We also discussed the risk and benefits and common side effects of taking these medications. He is to see his PCP for a rash. We talked and he added antibiotics to cover for MRSA. He had been having a rash and swelling on the knee as well as on thigh and leg and arm too.

He was treated with antibiotics and cream. He got his blood work last week and then repeated CRP yesterday which has not been reported. Previous CRP was 35 with mild neutrophilia and leukocytosis. He is being seen by his PCP also.

After 2 weeks the patient was here again for his postoperative visit, no x rays were needed. His CRP had decreased to 11, 2 weeks back. His rash has resolved. He has no fever, chills, pain, swelling, redness. He is using bledsoe and no crutches. The patient is improving and needs to strengthen the Quads.

He is continuing with Physical Therapy and hamstrings and Home therapy, Back therapy. After the operation, the patient recovered well and kept up with physical therapy. After a month, the patient returned for a follow-up visit and his knee had much improved.

Disclaimer – Patient’s name, age, sex, dates, events have been changed or modified to protect patient privacy.

Dr Vedant Vaksha

I am Vedant Vaksha, Fellowship trained Spine, Sports and Arthroscopic Surgeon at Complete Orthopedics. I take care of patients with ailments of the neck, back, shoulder, knee, elbow and ankle.
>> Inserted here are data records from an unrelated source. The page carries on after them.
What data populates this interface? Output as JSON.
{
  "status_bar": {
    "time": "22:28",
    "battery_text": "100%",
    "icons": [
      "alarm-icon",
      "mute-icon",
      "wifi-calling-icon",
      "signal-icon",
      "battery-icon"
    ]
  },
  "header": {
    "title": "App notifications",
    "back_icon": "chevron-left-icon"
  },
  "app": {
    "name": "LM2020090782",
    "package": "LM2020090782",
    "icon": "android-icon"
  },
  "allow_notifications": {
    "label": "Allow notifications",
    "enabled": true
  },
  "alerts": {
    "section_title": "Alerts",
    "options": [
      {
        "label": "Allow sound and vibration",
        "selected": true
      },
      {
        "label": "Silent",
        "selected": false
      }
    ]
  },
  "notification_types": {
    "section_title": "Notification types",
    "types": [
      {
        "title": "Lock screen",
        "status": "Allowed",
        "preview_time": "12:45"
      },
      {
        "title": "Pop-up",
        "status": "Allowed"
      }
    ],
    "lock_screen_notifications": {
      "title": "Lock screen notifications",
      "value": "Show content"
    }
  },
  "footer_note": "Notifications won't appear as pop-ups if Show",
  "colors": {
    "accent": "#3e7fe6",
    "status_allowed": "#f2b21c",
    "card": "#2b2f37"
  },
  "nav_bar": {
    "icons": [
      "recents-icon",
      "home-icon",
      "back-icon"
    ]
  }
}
I personally approve this content and have written most of it myself.

Please take a look at my profile page and don't hesitate to come in and talk.